TRENTON, N.J. (CBSNewYork) — A new push is underway to raise New Jersey’s gas tax after transit authorities announced that fares will be going up.
As CBS2’s Christine Sloan explained, some lawmakers said if transit commuters have to fork up more money, why shouldn’t drivers?
New Jersey’s gas tax hasn’t been raised in 30 years, and at 4 cents a gallon most drivers like it that way.
“It shouldn’t go up because nothing else is going up as far as your pay is concerned,” one driver said.
“People can’t afford it at the pump. Everybody’s hurting out here, people can’t get jobs,” Louis Koloranda said.
Gas tax money goes to the strapped State Transportation Trust Fund which pays for road projects. Assemblyman John Wisniewski (D-Sayreville) said if NJ Transit can raise fares, which he opposes, and some have called a tax in itself, drivers should chip in too.
“Part of the rationale, New Jersey Transit had to pay money back to our transportation trust fund, they borrowed money from the transportation trust fund and had to pay it back,” he said.
Wisniewski has introduced a bill to raise the gas tax by about 25 cents a gallon. He cited studies showing drivers pay $600 a year for car repairs because of bad roads.

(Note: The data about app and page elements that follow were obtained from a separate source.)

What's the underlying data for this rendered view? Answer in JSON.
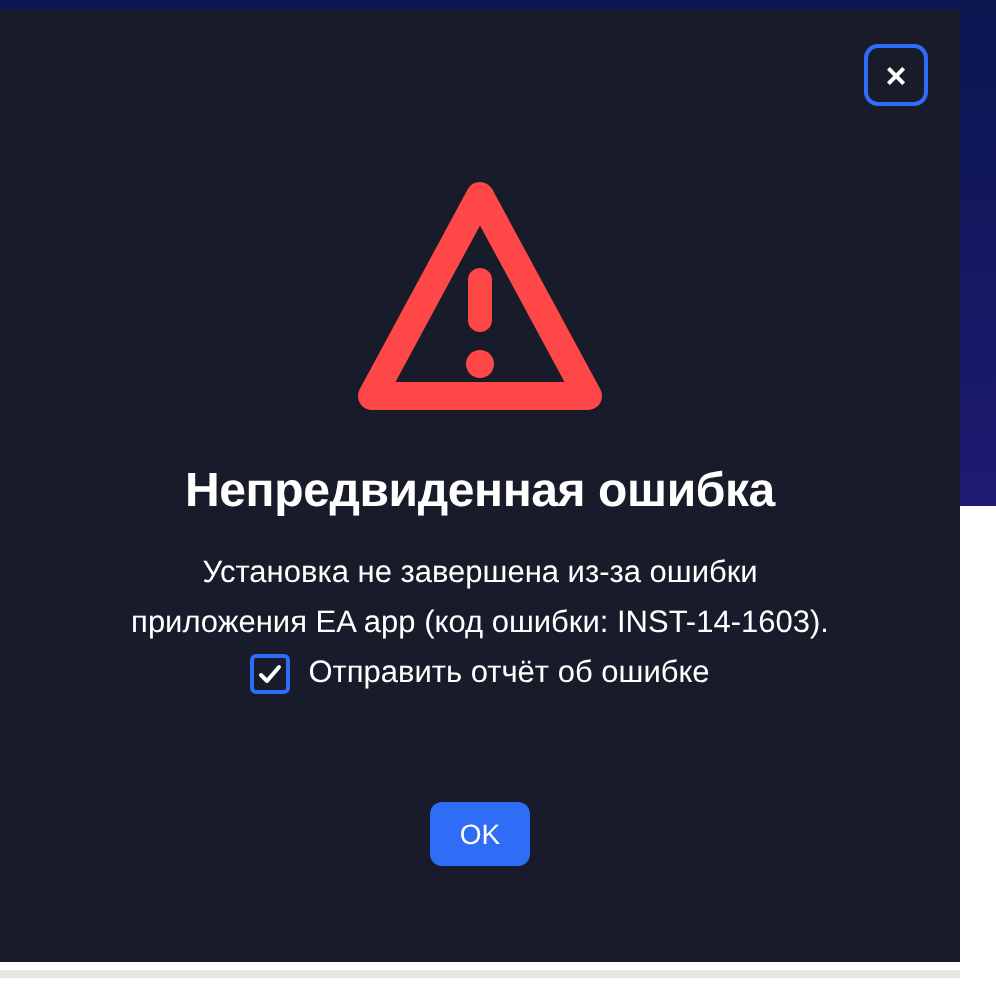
{
  "dialog": {
    "close_button": "×",
    "title": "Непредвиденная ошибка",
    "message": "Установка не завершена из-за ошибки приложения EA app (код ошибки: INST-14-1603).",
    "report_checkbox": {
      "label": "Отправить отчёт об ошибке",
      "checked": true
    },
    "buttons": [
      "OK"
    ]
  }
}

“The average driver in New Jersey buys $750 gallons a year. It comes out to about 50 cents a gallon for the average driver,” he said.
Governor Chris Christie, a Republican running for president, said he’ll veto any tax hike.
An organization representing gas station owners supports a hike, but said the government better do it the right way.
“If they say they didn’t raise the gas tax, but add sales tax onto gasoline that would be trying to pull the wool over the motorists’ eyes,” Sal Risvalto, New Jersey Gasoline, C-Store, Automotive Association, said.
Lawmakers said not to expect anything to happen with the gas tax until way after November, that’s when legislators go back to Trenton and the presidential race heats up.
CBS2 reached out to a spokesperson for Governor Christie, and has not received a response.